■ Task description
Take the entries below and reproduce them word for word.

■ Extracted material
==========
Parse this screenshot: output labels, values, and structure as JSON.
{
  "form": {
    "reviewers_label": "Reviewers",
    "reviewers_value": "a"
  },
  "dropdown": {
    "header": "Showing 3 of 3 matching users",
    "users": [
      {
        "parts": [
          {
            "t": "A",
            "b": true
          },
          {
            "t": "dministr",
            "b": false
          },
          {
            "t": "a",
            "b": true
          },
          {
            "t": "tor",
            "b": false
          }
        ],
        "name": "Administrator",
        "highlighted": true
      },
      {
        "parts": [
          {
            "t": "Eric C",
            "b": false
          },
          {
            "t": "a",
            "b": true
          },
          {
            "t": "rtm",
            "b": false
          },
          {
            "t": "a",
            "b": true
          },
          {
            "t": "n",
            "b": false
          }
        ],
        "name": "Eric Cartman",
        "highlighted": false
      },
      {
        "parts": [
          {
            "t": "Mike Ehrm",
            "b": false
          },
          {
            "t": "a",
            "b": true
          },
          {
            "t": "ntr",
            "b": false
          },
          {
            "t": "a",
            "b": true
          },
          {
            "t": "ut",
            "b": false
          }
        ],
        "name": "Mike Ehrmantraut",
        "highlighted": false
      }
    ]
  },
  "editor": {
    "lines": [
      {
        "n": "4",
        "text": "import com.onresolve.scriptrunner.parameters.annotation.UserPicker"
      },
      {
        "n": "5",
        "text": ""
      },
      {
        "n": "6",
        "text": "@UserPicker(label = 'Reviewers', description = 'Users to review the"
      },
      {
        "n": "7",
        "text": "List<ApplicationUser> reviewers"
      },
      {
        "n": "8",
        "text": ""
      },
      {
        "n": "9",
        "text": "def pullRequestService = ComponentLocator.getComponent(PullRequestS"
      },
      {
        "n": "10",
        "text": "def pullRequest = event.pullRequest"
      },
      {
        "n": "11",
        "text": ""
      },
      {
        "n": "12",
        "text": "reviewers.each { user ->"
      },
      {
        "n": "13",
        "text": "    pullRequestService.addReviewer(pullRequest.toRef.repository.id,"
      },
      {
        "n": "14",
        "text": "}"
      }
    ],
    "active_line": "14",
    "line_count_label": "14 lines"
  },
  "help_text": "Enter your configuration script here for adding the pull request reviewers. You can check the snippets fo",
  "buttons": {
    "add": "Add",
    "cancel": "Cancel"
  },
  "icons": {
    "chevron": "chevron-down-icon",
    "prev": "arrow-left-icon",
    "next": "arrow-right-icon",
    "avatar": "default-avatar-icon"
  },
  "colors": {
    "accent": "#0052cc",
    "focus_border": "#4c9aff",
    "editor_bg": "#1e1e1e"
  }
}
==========
■ Result of this task
Parse this screenshot: output labels, values, and structure as JSON.
{
  "form": {
    "reviewers_label": "Reviewers",
    "reviewers_value": "a"
  },
  "dropdown": {
    "header": "Showing 3 of 3 matching users",
    "users": [
      {
        "parts": [
          {
            "t": "A",
            "b": true
          },
          {
            "t": "dministr",
            "b": false
          },
          {
            "t": "a",
            "b": true
          },
          {
            "t": "tor",
            "b": false
          }
        ],
        "name": "Administrator",
        "highlighted": true
      },
      {
        "parts": [
          {
            "t": "Eric C",
            "b": false
          },
          {
            "t": "a",
            "b": true
          },
          {
            "t": "rtm",
            "b": false
          },
          {
            "t": "a",
            "b": true
          },
          {
            "t": "n",
            "b": false
          }
        ],
        "name": "Eric Cartman",
        "highlighted": false
      },
      {
        "parts": [
          {
            "t": "Mike Ehrm",
            "b": false
          },
          {
            "t": "a",
            "b": true
          },
          {
            "t": "ntr",
            "b": false
          },
          {
            "t": "a",
            "b": true
          },
          {
            "t": "ut",
            "b": false
          }
        ],
        "name": "Mike Ehrmantraut",
        "highlighted": false
      }
    ]
  },
  "editor": {
    "lines": [
      {
        "n": "4",
        "text": "import com.onresolve.scriptrunner.parameters.annotation.UserPicker"
      },
      {
        "n": "5",
        "text": ""
      },
      {
        "n": "6",
        "text": "@UserPicker(label = 'Reviewers', description = 'Users to review the"
      },
      {
        "n": "7",
        "text": "List<ApplicationUser> reviewers"
      },
      {
        "n": "8",
        "text": ""
      },
      {
        "n": "9",
        "text": "def pullRequestService = ComponentLocator.getComponent(PullRequestS"
      },
      {
        "n": "10",
        "text": "def pullRequest = event.pullRequest"
      },
      {
        "n": "11",
        "text": ""
      },
      {
        "n": "12",
        "text": "reviewers.each { user ->"
      },
      {
        "n": "13",
        "text": "    pullRequestService.addReviewer(pullRequest.toRef.repository.id,"
      },
      {
        "n": "14",
        "text": "}"
      }
    ],
    "active_line": "14",
    "line_count_label": "14 lines"
  },
  "help_text": "Enter your configuration script here for adding the pull request reviewers. You can check the snippets fo",
  "buttons": {
    "add": "Add",
    "cancel": "Cancel"
  },
  "icons": {
    "chevron": "chevron-down-icon",
    "prev": "arrow-left-icon",
    "next": "arrow-right-icon",
    "avatar": "default-avatar-icon"
  },
  "colors": {
    "accent": "#0052cc",
    "focus_border": "#4c9aff",
    "editor_bg": "#1e1e1e"
  }
}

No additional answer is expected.